Below are some records; output all of them exactly as they read.

::::::::

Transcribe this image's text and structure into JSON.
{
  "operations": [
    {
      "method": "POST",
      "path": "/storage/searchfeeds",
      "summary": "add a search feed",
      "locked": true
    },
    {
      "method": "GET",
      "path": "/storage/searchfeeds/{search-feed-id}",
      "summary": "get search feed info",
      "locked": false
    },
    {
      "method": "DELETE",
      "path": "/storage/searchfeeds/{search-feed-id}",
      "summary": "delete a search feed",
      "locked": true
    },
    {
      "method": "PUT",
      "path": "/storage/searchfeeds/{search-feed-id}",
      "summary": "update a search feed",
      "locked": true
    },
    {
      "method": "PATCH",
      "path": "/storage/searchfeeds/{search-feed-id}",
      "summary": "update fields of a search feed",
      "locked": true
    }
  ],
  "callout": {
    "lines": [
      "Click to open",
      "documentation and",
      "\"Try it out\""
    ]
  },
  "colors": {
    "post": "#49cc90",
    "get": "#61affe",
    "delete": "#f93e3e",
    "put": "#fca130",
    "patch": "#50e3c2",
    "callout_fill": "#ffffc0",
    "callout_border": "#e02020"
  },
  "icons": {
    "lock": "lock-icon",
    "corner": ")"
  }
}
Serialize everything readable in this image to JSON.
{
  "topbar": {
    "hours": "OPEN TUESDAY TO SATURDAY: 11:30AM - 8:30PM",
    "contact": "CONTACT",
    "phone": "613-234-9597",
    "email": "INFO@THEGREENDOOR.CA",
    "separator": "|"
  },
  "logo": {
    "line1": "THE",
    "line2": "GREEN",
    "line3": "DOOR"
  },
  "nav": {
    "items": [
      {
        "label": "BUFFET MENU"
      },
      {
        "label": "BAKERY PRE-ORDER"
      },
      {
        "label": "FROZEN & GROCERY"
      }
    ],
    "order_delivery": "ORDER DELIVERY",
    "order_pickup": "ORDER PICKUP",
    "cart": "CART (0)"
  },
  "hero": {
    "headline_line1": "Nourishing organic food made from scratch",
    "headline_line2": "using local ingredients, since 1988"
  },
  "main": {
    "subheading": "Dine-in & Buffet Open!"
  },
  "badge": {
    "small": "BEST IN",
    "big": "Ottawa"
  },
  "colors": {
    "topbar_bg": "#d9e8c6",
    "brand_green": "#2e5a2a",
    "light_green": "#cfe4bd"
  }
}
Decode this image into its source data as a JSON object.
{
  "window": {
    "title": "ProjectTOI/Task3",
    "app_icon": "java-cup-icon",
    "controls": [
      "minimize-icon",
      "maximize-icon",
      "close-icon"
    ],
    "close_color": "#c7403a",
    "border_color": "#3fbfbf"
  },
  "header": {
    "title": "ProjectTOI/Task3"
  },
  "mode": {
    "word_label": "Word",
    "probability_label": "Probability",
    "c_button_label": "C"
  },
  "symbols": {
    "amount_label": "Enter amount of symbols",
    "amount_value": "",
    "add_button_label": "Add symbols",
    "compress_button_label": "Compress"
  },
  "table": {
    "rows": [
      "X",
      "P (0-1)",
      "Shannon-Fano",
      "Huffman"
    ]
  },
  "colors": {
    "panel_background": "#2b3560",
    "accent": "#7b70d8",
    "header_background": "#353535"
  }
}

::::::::

### RESPONSE AREA
Transcribe this image's text and structure into JSON.
{
  "operations": [
    {
      "method": "POST",
      "path": "/storage/searchfeeds",
      "summary": "add a search feed",
      "locked": true
    },
    {
      "method": "GET",
      "path": "/storage/searchfeeds/{search-feed-id}",
      "summary": "get search feed info",
      "locked": false
    },
    {
      "method": "DELETE",
      "path": "/storage/searchfeeds/{search-feed-id}",
      "summary": "delete a search feed",
      "locked": true
    },
    {
      "method": "PUT",
      "path": "/storage/searchfeeds/{search-feed-id}",
      "summary": "update a search feed",
      "locked": true
    },
    {
      "method": "PATCH",
      "path": "/storage/searchfeeds/{search-feed-id}",
      "summary": "update fields of a search feed",
      "locked": true
    }
  ],
  "callout": {
    "lines": [
      "Click to open",
      "documentation and",
      "\"Try it out\""
    ]
  },
  "colors": {
    "post": "#49cc90",
    "get": "#61affe",
    "delete": "#f93e3e",
    "put": "#fca130",
    "patch": "#50e3c2",
    "callout_fill": "#ffffc0",
    "callout_border": "#e02020"
  },
  "icons": {
    "lock": "lock-icon",
    "corner": ")"
  }
}
Serialize everything readable in this image to JSON.
{
  "topbar": {
    "hours": "OPEN TUESDAY TO SATURDAY: 11:30AM - 8:30PM",
    "contact": "CONTACT",
    "phone": "613-234-9597",
    "email": "INFO@THEGREENDOOR.CA",
    "separator": "|"
  },
  "logo": {
    "line1": "THE",
    "line2": "GREEN",
    "line3": "DOOR"
  },
  "nav": {
    "items": [
      {
        "label": "BUFFET MENU"
      },
      {
        "label": "BAKERY PRE-ORDER"
      },
      {
        "label": "FROZEN & GROCERY"
      }
    ],
    "order_delivery": "ORDER DELIVERY",
    "order_pickup": "ORDER PICKUP",
    "cart": "CART (0)"
  },
  "hero": {
    "headline_line1": "Nourishing organic food made from scratch",
    "headline_line2": "using local ingredients, since 1988"
  },
  "main": {
    "subheading": "Dine-in & Buffet Open!"
  },
  "badge": {
    "small": "BEST IN",
    "big": "Ottawa"
  },
  "colors": {
    "topbar_bg": "#d9e8c6",
    "brand_green": "#2e5a2a",
    "light_green": "#cfe4bd"
  }
}
Decode this image into its source data as a JSON object.
{
  "window": {
    "title": "ProjectTOI/Task3",
    "app_icon": "java-cup-icon",
    "controls": [
      "minimize-icon",
      "maximize-icon",
      "close-icon"
    ],
    "close_color": "#c7403a",
    "border_color": "#3fbfbf"
  },
  "header": {
    "title": "ProjectTOI/Task3"
  },
  "mode": {
    "word_label": "Word",
    "probability_label": "Probability",
    "c_button_label": "C"
  },
  "symbols": {
    "amount_label": "Enter amount of symbols",
    "amount_value": "",
    "add_button_label": "Add symbols",
    "compress_button_label": "Compress"
  },
  "table": {
    "rows": [
      "X",
      "P (0-1)",
      "Shannon-Fano",
      "Huffman"
    ]
  },
  "colors": {
    "panel_background": "#2b3560",
    "accent": "#7b70d8",
    "header_background": "#353535"
  }
}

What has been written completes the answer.